Scientists have been studying trisomies since chromosomes were first seen under a microscope. While trisomies have been studied and described for decades, there is still a lot that we don’t understand about the cause of trisomies. This article is going to cover some of the facts about what we do know, and provide some information about other common human trisomies.

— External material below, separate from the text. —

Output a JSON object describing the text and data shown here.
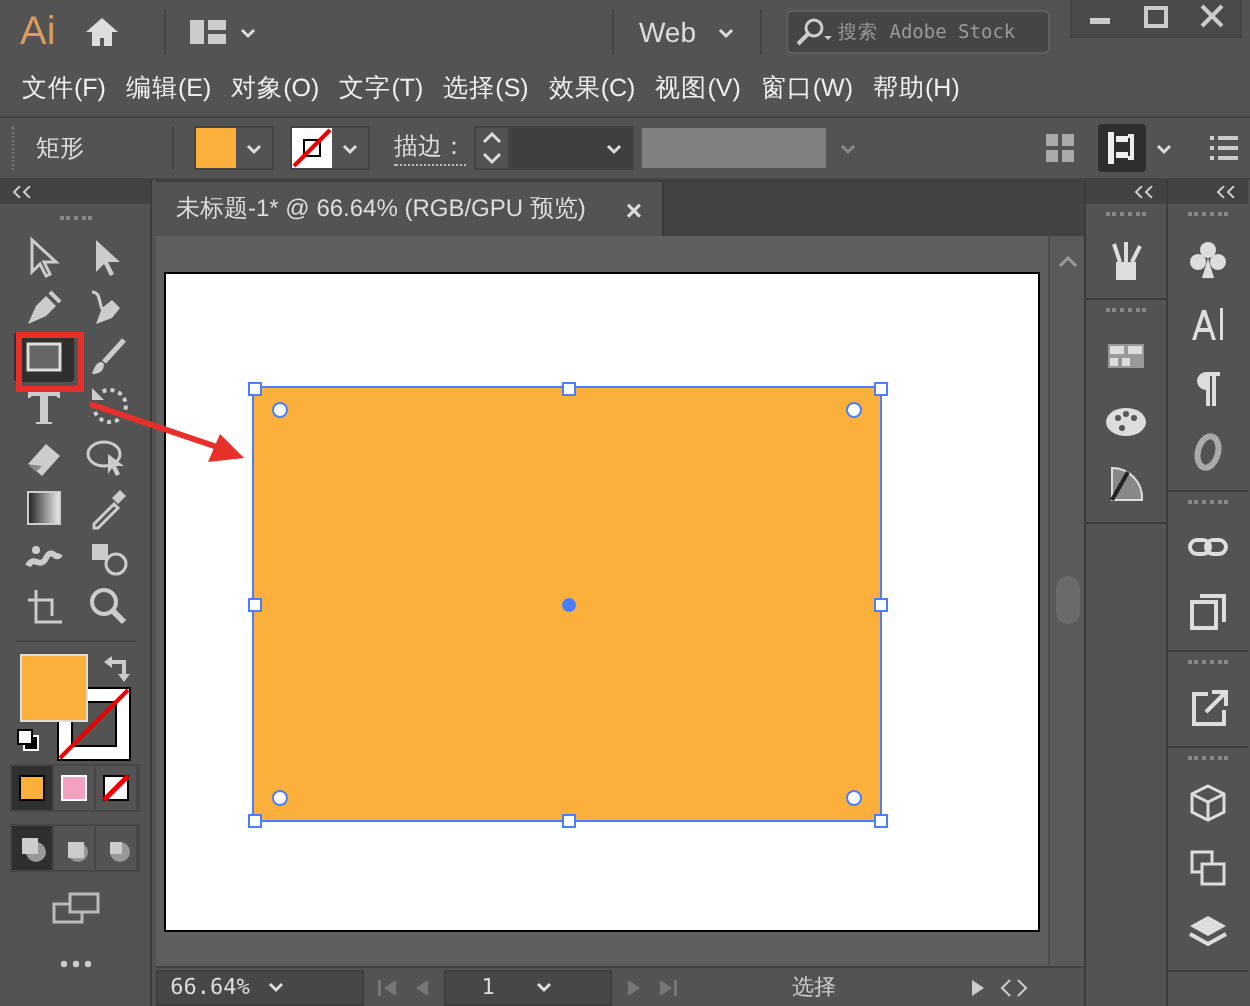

Down syndrome is the most common liveborn chromosome abnormality in humans, but did you know that almost any chromosome can be seen in trisomic form? While in theory all chromosomes can be seen in trisomic form, in reality, very few trisomies are compatible with life. Some chromosomes - 13, 18, X and Y- are seen in liveborn children. While trisomies of chromosomes 15, 16, and 22 are often seen in miscarriages. The other chromosomes - 1-12,14,17,19 and 20 are almost never seen as full trisomies. It is thought that having these chromosomes in trisomic form, causes a very early miscarriage, before it can even be evaluated or treated.
Chromosomes and Miscarriage

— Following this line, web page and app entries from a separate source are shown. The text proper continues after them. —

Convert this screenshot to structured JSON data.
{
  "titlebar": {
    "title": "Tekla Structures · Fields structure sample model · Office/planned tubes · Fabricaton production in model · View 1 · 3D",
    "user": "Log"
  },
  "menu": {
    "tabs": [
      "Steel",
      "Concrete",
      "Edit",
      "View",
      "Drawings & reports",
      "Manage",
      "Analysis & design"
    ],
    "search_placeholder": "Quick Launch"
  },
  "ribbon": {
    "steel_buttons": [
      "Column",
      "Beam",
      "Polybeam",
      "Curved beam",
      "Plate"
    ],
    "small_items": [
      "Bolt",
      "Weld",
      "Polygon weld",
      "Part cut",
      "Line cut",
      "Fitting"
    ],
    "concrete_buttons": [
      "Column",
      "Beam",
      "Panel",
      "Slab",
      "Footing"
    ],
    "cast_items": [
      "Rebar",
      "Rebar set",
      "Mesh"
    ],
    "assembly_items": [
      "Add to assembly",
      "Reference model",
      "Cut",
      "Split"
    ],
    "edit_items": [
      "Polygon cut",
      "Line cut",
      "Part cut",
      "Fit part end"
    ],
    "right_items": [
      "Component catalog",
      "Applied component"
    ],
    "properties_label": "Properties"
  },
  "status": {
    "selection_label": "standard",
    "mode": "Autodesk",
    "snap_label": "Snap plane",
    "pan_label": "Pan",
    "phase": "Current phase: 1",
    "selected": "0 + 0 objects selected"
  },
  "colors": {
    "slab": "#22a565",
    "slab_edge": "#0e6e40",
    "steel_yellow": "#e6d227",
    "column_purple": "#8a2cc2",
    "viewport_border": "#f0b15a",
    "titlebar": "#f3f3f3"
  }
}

Chromosomal anomalies are known to be the single most common cause of miscarriages. Historically, about 50% of miscarriages were thought to be due to abnormal chromosomes. However, now that pregnancy is detected earlier and we know that miscarriage is more common than previously thought, it is now suspected that the percent of miscarriages due to chromosome abnormalities is actually higher than 50%.
In miscarriages, the majority of chromosomal anomalies (95%) are due to an abnormal number of chromosomes. About 60% are due trisomies and a further 20% are found to be missing a sex chromosome - a condition called Turner syndrome or 45,X. Another common chromosome problem seen in miscarriages is a condition called triploidy. In triploidy, the fetus receives a full extra set of chromosomes for a total of 69 chromosomes. Most of the other human trisomies are so severe that they cause an early miscarriage or the baby has such severe problems, they die in infancy.
Trisomy 21 and Miscarriage
While Down syndrome is the most common trisomy seen in liveborns, it too carries a significant risk of miscarriage. Approximately 25% of fetuses with trisomy 21 will miscarry or be stillborn. Other trisomy seen in liveborn infants are include trisomy 13 and trisomy 18 which are much rarer than Down syndrome, but are much more severe.